She also said that evidence shows the students learn by rote memorization, and the teachers have poor pedagogical skills.    As a result, the students are unprepared to contribute to society, or for higher education.  Many of the people I met during my very short stay seemed to corroborate that observation.  


Much of this is, perhaps, due to decades of isolation.   The challenge is great indeed.  In our own small way, we hope to make a contribution with our service-learning projects.

Monday, March 31, 2014

Connecting Myanmar


The seminar on refugees from Myanmar was organised by “Connecting Myanmar”.  This student-initiated organisation have grown out of the Migrant Outreach Education Initiative (MOEI) organised by the University of Hong Kong.  According to the Connecting Myanmar web site, 20 students joined MOEI and went to Myanmar in summer 2011 to teach English to the refugee children at the Thai-Burma border. I am the proud father of one of their members. 

This summer they are planning to send teams to Myanmar to work on law projects, a journalism training project and a migrant school renovation project, in Yangon and Maesot at the Thai/Myanmar border. These young people are the pride of Hong Kong. 



Saturday, March 29, 2014

Refugees from Myanmar


Last week I went to a seminar on experiential learning at the university of Hong Kong. It happens that on the same day, some students from the organisation Connecting Myanmar organised a seminar on the Refugees from Myanmar. I had known a bit about the issue, and the seminar deepened my understanding.  According to Prof. Ian Holliday, there are two major issues: the long-standing conflicts involving the ethnic minorities to the north and east, including the Karen and the Kachin.  Many refugees have fled from the conflicts and now languishing in refugee camps at the Thai border.  In recent years there is a peace process going on inside Myanmar, and there is hope that the conflicts can be resolved internally. 

The more worrying is the situation with the Rohingya, in the western Rakhine state, bordering Bangladesh.  They are Muslims.  Many Buddhists Burmese consider them foreigners from Bangladesh.
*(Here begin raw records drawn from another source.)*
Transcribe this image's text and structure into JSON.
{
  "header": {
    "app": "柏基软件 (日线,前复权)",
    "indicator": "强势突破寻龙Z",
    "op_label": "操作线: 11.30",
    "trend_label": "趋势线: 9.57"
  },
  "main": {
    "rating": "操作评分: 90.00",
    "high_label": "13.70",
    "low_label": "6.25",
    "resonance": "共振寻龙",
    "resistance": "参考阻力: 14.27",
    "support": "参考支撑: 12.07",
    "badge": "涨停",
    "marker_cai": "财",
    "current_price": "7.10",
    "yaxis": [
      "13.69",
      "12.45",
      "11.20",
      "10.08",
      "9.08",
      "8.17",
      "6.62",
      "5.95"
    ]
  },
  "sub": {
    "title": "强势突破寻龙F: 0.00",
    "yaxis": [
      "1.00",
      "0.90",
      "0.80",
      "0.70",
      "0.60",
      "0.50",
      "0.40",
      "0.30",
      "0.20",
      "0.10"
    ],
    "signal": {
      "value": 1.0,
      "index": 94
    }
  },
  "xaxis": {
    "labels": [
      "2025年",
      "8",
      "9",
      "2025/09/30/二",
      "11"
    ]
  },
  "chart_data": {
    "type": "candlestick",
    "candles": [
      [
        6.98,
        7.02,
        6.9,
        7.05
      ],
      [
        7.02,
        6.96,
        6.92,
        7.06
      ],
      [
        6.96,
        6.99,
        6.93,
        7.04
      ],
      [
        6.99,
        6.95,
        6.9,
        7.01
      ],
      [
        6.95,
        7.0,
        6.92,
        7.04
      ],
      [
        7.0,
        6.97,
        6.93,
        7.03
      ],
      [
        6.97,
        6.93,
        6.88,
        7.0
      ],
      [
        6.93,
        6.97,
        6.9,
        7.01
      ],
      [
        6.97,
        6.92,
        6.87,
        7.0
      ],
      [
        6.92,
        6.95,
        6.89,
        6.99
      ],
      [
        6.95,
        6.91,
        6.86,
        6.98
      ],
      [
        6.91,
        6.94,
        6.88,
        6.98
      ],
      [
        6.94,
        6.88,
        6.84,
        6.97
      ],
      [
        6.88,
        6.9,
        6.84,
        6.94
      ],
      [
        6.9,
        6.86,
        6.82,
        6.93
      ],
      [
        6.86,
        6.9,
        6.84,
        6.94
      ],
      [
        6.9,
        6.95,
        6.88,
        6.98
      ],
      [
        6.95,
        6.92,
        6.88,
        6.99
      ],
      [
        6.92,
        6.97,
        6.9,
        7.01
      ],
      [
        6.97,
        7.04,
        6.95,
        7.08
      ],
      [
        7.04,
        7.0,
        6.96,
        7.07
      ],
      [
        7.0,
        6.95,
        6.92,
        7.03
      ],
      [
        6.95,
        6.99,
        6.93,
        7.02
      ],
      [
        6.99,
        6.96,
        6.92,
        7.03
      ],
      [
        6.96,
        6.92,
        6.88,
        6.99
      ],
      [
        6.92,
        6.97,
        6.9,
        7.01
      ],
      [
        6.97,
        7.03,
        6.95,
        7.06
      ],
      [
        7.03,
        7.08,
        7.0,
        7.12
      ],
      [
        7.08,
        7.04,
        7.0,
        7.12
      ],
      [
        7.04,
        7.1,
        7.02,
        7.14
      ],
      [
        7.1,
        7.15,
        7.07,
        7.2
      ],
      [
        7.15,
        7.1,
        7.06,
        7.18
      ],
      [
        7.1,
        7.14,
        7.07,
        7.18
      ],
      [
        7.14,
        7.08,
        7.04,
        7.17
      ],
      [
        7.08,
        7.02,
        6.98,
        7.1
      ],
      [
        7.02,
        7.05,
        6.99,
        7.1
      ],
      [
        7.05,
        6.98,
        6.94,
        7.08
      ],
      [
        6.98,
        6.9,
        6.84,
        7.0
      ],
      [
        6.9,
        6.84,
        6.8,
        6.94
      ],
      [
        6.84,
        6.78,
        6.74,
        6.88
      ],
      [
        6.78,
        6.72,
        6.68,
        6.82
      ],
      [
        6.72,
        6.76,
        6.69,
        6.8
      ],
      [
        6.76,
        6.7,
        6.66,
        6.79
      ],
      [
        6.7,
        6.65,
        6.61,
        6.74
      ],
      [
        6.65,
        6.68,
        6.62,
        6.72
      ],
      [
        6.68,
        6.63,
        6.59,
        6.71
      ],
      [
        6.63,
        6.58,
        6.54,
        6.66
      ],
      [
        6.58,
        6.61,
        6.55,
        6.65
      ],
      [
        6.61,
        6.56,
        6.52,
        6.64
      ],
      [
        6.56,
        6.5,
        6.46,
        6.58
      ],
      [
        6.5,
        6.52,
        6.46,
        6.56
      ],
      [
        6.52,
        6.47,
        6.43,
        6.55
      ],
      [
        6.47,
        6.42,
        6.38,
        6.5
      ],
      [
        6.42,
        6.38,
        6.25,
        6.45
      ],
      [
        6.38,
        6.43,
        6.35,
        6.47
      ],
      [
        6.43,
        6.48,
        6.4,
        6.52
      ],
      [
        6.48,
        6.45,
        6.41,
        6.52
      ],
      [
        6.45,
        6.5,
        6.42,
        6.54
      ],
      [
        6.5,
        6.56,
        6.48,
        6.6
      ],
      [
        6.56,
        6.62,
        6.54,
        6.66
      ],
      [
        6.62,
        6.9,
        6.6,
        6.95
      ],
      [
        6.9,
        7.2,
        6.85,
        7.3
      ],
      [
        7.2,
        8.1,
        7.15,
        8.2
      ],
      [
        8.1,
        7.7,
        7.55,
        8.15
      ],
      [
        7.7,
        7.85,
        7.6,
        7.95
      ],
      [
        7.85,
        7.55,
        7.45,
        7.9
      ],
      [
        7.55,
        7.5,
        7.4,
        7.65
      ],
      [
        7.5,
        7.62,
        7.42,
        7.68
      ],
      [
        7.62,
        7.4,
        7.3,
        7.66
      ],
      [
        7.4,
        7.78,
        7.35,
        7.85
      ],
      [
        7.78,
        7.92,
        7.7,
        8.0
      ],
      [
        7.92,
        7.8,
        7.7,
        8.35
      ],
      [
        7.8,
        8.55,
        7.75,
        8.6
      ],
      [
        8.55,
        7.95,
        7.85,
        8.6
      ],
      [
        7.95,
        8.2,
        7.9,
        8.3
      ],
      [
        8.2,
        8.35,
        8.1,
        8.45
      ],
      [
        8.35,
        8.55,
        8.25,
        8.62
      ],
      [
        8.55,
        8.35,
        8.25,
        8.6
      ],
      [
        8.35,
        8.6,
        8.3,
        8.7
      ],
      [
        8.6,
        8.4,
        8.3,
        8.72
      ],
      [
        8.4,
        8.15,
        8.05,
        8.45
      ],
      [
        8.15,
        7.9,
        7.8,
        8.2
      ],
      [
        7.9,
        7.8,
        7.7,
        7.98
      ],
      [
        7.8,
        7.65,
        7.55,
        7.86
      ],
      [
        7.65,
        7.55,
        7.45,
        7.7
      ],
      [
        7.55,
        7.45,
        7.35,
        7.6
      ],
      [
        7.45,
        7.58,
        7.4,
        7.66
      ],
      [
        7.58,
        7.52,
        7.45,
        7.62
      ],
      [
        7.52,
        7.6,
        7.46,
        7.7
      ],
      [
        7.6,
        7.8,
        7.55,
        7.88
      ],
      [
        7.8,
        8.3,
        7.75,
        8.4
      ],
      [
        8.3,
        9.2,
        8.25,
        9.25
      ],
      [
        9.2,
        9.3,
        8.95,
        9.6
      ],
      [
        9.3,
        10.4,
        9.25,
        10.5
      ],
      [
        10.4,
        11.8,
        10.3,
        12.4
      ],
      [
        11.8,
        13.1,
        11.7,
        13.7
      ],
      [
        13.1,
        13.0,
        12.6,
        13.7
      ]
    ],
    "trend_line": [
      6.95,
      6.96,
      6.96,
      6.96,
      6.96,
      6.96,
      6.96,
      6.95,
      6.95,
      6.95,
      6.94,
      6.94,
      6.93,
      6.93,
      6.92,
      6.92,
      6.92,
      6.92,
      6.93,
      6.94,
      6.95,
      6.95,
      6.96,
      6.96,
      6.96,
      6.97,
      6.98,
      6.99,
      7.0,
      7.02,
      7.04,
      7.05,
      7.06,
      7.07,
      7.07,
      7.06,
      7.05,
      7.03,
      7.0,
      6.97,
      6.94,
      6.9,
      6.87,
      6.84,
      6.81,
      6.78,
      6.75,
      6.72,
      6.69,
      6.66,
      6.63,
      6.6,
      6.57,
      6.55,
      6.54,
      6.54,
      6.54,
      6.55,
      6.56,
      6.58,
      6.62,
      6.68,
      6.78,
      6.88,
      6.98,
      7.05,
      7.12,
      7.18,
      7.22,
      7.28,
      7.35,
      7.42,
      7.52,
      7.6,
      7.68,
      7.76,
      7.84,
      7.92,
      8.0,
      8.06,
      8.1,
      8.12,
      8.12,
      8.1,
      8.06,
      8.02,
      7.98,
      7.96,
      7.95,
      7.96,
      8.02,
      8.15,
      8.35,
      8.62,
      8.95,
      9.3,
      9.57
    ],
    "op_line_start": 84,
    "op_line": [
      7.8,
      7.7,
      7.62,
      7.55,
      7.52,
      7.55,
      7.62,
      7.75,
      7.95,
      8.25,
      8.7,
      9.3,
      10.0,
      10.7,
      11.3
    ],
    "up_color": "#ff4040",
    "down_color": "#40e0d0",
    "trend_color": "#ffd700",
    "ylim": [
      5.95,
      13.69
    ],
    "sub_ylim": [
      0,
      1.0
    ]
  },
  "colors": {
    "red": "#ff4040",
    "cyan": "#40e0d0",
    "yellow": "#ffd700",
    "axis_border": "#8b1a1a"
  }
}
These has been a lot of conflicts between the two groups.  Some Rohingyas have tried to move to other countries but nobody seems to want them.  It is a worrying situation.